17 April 2015, Lagos – Global rating agency, Fitch Ratings, says the prospect of a smooth transfer of power in Nigeria has not removed the risks to the country’s sovereign credit.
Fitch, in a statement on Thursday, said the planned change of government in May had introduced “an economic policy uncertainty following smooth elections and the authorities’ proactive response to lower oil prices this year.”
The statement read, “The first transition from an elected ruling party to an opposition party, via a smoother and more credible electoral process than was widely expected, is positive for Nigeria and suggests that the country’s democratic institutions are getting stronger (governance indicators are much weaker than the ‘BB’ rating category medians).
“However, tensions may yet reignite in the Delta region and Boko Haram continues to disrupt economic and political activities in the North-Eeast. The advent of a new government creates uncertainty about its economic policy.”
Although economic issues did not feature prominently in the election campaign, Fitch said it assumed that the All Progressives Congress would not deviate fundamentally from the policies of the outgoing administration, maintaining a long-standing focus on areas such as oil, power and agricultural reforms.

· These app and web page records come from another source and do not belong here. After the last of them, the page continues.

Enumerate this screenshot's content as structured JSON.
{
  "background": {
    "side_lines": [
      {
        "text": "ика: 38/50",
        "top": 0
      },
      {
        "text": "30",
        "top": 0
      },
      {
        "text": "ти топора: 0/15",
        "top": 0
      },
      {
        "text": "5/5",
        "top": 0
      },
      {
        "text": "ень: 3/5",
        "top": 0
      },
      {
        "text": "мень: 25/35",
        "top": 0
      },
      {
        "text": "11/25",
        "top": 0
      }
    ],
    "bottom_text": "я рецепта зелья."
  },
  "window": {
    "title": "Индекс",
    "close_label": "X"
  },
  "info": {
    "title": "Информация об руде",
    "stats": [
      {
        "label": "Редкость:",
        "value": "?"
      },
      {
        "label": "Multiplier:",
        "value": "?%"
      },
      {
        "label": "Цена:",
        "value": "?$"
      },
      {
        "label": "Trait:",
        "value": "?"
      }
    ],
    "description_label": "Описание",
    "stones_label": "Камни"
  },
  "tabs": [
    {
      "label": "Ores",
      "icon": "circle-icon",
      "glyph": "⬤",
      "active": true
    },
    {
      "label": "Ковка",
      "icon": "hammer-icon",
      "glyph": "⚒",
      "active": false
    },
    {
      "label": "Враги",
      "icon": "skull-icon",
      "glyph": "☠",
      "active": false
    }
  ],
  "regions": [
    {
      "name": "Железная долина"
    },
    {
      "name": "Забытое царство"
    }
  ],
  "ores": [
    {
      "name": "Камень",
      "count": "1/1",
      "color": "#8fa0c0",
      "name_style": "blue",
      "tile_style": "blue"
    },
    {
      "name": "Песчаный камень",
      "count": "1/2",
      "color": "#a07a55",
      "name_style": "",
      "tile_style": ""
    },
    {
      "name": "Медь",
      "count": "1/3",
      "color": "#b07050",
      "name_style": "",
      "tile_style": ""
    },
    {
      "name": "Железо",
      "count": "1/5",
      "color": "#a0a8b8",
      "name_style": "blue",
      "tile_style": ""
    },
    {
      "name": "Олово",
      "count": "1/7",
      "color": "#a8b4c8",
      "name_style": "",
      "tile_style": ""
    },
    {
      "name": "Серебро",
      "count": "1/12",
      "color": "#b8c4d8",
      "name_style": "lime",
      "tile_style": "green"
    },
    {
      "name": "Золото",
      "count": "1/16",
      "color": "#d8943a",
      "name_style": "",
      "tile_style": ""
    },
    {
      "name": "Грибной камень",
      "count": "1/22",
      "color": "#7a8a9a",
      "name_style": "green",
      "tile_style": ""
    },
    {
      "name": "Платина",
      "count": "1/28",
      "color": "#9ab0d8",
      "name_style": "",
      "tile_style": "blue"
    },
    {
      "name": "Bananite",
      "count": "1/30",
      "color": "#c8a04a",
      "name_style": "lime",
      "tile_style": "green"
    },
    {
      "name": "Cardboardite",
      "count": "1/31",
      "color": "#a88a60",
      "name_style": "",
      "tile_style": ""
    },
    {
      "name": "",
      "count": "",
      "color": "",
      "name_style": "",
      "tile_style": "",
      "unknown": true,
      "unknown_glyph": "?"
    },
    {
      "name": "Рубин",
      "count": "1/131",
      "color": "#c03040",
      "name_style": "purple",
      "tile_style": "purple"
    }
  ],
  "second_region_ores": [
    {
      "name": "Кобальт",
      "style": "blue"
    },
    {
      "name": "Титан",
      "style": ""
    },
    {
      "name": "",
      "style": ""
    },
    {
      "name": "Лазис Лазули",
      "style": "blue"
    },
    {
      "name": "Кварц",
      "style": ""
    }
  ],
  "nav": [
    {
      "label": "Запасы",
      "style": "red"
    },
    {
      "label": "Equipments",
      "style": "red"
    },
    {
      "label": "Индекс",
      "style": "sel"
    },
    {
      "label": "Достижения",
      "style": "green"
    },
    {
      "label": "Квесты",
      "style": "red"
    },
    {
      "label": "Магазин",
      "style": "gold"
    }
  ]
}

According to the agency, the President-elect, Muhammadu Buhari’s economic team has yet to take shape and will be untested after 16 years of Peoples Democratic Party governments.
The statement further said, “If there were a hiatus or rethink in economic policy, it could delay a return of foreign portfolio inflows and the corresponding support for the exchange rate. Prior to the elections, the Nigerian authorities mounted a rapid response to the challenges of lower oil prices, compounded by capital outflows. The oil price assumed in the budget has been cut to $53/b for 2015 and cost-saving and revenue-raising measures have been introduced.
“Plans to extend successful existing programmes, such as improving tax administration and expenditure monitoring, suggest that the envisaged consolidation is achievable, and we forecast little change in the general government deficit in 2015. It remains to be seen if the new government will affirm the commitment to these or equivalent fiscal measures, as well as the previously planned post-election increase in VAT.”
Fitch also noted the reform of the currency regime and the 18 per cent devaluation in February eased pressure on the naira. This, it said, had firmed in the unofficial market since the elections.
It said, “Another managed fall in the currency would stabilise reserves, which have fallen below $30bn (or less than four months of import cover) and blunt the budgetary impact of cheaper oil. Our end-2015 forecast of N210 to the US dollar assumes such an exchange-rate adjustment, which will encourage a return of foreign capital and support the balance of payments.
“The policy response was prompted by Nigeria’s weaker external and fiscal buffers compared with the 2008-2009 oil shock. Weaker buffers and political uncertainty were among the drivers of our revision of the outlook on Nigeria’s ‘BB-’ rating to negative in March.”